Q&A: Dominic Palermo of Nothing, ahead of the band’s Friday show at RecordBar
As blissful as many Nothing recordings can be, Domenic Palermo and his band are no strangers to chaos. During a violent period in Philadelphia’s early-aughts hardcore scene, Palermo was involved in a fight that resulted in a two-year stint in prison for aggravated assault and attempted murder. Some of the lyrics from the band’s acclaimed debut, Guilty Of Everything, were written during his incarceration. Palermo himself was mugged and violently assaulted during a tour stop in Oakland back in 2015. Doctors have since told him that he’s shown signs of having chronic traumatic encephalopathy, or CTE — the degenerative brain disease most common in football players and military veterans.
While time doesn’t heal all wounds, Palermo and his shoegaze crew are learning how to better live in a world on fire. The band’s latest, Dance On The Blacktop, was recorded with John Agnello (Dinosaur Jr., Sonic Youth) in the natural calm and seclusion of a repurposed church in Woodstock, New York. The album’s release party was also a first foray into nonprofit work geared toward prison reform, with funds benefiting the Pennsylvania Prison Society. I talked with Palermo on the phone one morning shortly before their current tour.
The Pitch: I was excited to see that Mark McCoy and Ryan Lowry worked on the album art. What made you want to bring them in, and what inspired the mask on the cover?
Palermo: I’m pretty hands-on with everything this band does, from the top to the bottom — not just the music and lyrics, but the tour booking and the merch design. Everything. For me, it’s kind of important to let go of stuff sometimes and let someone else pick up the material that’s there and give their perspective of what’s going on. I can’t do this very often because there’s not many people I trust with this stuff, but Mark [founder of Youth Attack Records, member of Charles Bronson] has been a friend and is a brilliant, brilliant individual and [drummer] Kyle Kimball brought up the idea of having him art-direct the cover. I immediately loved the idea, so I just had a talk with Mark and we went through the album and talked about what the album contains, and life a little bit.
He just kinda sat with the idea and sat with all the info for a while and presented the cover to me and explained it. So we got with Ryan Lowry to actually shoot the thing and I knew right away we were right where we needed to be.
What did you talk about as far as concepts and themes?
The record really deals with a lot of acceptance. Kind of realizing your philosophy on how you proceed with life and how everyone is capable of having this philosophy of how life is and how we deal with everything and how we keep everything behind this blank face. The record title kinda speaks to the same thing. We’ve dealt with so much over these past few years and we’re starting to realize we feel really comfortable being in this chaotic situation and just kinda facing it with no fear and not letting it rip us apart.
I read in a feature that your outlook is a lot less pessimistic than it used to be, but I find that interesting, considering everything that’s happened to you and the band in recent years.

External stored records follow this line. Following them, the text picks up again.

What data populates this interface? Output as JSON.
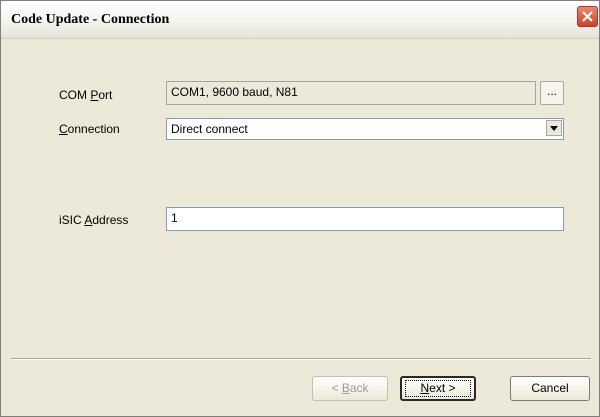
{
  "window": {
    "title": "Code Update - Connection"
  },
  "com_port": {
    "label_prefix": "COM ",
    "label_key": "P",
    "label_suffix": "ort",
    "value": "COM1, 9600 baud, N81",
    "browse_label": "..."
  },
  "connection": {
    "label_key": "C",
    "label_suffix": "onnection",
    "value": "Direct connect"
  },
  "isic_address": {
    "label_prefix": "iSIC ",
    "label_key": "A",
    "label_suffix": "ddress",
    "value": "1"
  },
  "buttons": {
    "back": {
      "prefix": "< ",
      "key": "B",
      "suffix": "ack"
    },
    "next": {
      "key": "N",
      "suffix": "ext >"
    },
    "cancel": {
      "label": "Cancel"
    }
  }
}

Was there a moment where your perspective really started to shift?
I think it’s just time for me. As I get older, I’m throwing less fists at the world, and I just have gotten more comfortable kicking back and relaxing in the fire rather than frantically running around in it. It’s not optimism by any means, we’re still a very cynical group of individuals, especially myself, but you can be cynical and not be kicking yourself constantly. There’s other ways to deal with the cynicism. I feel like that’s where we’re moving toward, especially myself, and I’ve been learning to laugh at all of it.
How’d you get set up with John Agnello and Dreamland Recording Studios?
We’ve never been in a studio out in the middle of nowhere, which was a huge thing for us on this record. We sought that out. We all needed to get out of the city at that time, especially [guitarist] Brandon [Setta] and myself. We’d been home for a while and the city was really getting to us, with nothing but time on our hands and New York in front of us. We thought it was good for us to get away from all the degenerates that are around us all the time and kinda just get there [to Woodstock] and focus.
It was nice ‘cause we wrote the demos here in New York when we were really feeling the weight of the world around us, but it was nice to lock those demos and songs in a box and transport them to this serene, really beautiful place in upstate New York and isolate it and take them apart and rebuild them in this nice setting. And having John with us, who’s this brilliant dude, it was a really healthy way to record a record that we’re really not used to. But it was a really good experience for us, I think.
Nothing plays at recordBar (1520 Grand Blvd, Kansas City, MO) on September 14 with Culture Abuse, Big Bite, and Smut. Tickets are available here.